    there is a fundamental, disruptive shift going on in the phone business at a pace unprecedented in business history. former incumbents die within a few years (nokia, rimm and motorola will all be bankrupt by the end of 2013) while entrants absorb all the profits, revenue and marketshare within a few years. (apple, htc, samsung). absolutely amazing to watch.

    anyone thinking that nokia will survive because of wp7 must live in lala-land.
    bannedfromzdnetagainandagain
  • RE: Why is anyone surprised by Nokia's poor 2nd quarter performance?

    Despite introducing Windows Phone devices some time next year, I still don't see a turnaround for Nokia.<br><br>They're basically doomed, and are now hoping for an acquisition, maybe from Microsoft or Samsung, to keep the lights on.
    Theseus
  • big question... will Nokia step up?

    No, it's not even slightly surprising Nokia's sales tanked. They basically made the announcement that all of their current and new future smartphones are already obsolete. Hardcore mobile market observers may think "so what?" -- didn't we know SymbianOS's days were numbered? Well, many presumed it, but it wasn't necessarily common knowledge among all customers. So Nokia sent nearly all but die hard SymbianOS fans looking elsewhere for their new phones. With new W7P Nokias more than a year away, for some mysterious reason. Somewhere, Adam Osbourne is laughing.
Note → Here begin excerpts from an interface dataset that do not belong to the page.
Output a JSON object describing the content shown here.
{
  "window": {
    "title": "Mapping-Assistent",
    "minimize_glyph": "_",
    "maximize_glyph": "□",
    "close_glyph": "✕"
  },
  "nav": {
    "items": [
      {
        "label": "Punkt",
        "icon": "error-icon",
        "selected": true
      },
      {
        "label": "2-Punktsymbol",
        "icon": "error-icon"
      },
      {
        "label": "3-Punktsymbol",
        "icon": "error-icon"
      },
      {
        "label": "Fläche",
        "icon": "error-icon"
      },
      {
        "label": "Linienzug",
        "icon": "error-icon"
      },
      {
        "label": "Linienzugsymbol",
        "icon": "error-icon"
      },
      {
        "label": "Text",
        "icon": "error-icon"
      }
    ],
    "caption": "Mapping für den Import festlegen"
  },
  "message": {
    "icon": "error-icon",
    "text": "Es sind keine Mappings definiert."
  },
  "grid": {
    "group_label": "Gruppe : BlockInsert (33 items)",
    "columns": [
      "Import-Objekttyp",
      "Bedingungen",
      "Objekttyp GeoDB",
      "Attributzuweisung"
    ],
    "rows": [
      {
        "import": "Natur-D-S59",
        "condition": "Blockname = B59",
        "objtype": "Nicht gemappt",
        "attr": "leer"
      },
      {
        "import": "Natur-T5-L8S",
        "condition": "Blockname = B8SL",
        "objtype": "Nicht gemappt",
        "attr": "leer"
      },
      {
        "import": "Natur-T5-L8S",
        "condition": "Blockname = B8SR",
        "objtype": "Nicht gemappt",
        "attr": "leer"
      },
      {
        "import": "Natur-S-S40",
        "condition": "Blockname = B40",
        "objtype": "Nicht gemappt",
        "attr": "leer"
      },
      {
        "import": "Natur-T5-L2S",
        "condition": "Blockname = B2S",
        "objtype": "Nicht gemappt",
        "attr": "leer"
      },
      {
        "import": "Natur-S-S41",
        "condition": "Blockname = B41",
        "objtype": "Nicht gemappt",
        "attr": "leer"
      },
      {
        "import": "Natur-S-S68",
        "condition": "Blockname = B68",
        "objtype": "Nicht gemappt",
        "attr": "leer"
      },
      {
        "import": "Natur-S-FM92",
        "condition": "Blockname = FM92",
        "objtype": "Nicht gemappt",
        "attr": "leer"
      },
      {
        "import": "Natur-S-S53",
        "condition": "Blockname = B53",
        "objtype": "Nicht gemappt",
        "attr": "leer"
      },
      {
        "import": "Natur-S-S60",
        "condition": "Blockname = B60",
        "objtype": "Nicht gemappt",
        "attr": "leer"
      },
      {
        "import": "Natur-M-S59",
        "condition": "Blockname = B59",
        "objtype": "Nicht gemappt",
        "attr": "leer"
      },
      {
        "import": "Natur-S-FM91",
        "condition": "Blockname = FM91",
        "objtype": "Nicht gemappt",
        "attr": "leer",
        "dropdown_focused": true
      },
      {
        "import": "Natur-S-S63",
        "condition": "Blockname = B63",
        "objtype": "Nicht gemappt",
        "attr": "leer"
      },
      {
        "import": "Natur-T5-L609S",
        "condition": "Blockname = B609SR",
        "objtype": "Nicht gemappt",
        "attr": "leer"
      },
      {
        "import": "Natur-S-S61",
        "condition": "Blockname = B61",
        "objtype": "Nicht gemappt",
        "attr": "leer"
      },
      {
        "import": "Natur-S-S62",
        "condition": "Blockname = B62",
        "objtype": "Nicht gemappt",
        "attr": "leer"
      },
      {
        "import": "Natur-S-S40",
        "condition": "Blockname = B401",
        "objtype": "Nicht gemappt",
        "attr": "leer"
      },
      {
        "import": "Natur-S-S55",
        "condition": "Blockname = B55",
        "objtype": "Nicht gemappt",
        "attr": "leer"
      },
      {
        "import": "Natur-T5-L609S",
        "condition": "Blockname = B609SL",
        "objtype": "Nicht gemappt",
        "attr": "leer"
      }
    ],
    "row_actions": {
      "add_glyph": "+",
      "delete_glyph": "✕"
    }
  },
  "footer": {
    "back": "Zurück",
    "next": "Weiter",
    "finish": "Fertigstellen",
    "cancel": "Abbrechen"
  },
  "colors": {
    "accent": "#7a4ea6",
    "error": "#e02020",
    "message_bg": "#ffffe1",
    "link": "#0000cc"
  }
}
    The real question is whether Nokia will step up with really competitve W7P offerings. For some time now, both Nokia an RIM haven't felt the need to actually compete on hardware with Apple and all those Androids. Nokia has a few gigantic but interesting Linux phones, but their recent SymbianOS phones, like RIM's latest, seem like Androids from 2009, at best.

    This may not only be Nokia's risk, either. In placing Nokia in the shotgun seat on the W7P platform, every other hardware vendoe knows they're at best second fiddle. It doesn't take much to put W7P on an Android platform and test the market potential, but MS may well be tied up with Nokia's success or failure here. And starting out after years of heavy losses, the last year largely self imposed, doesn't suggest a certain success.
    Hazydave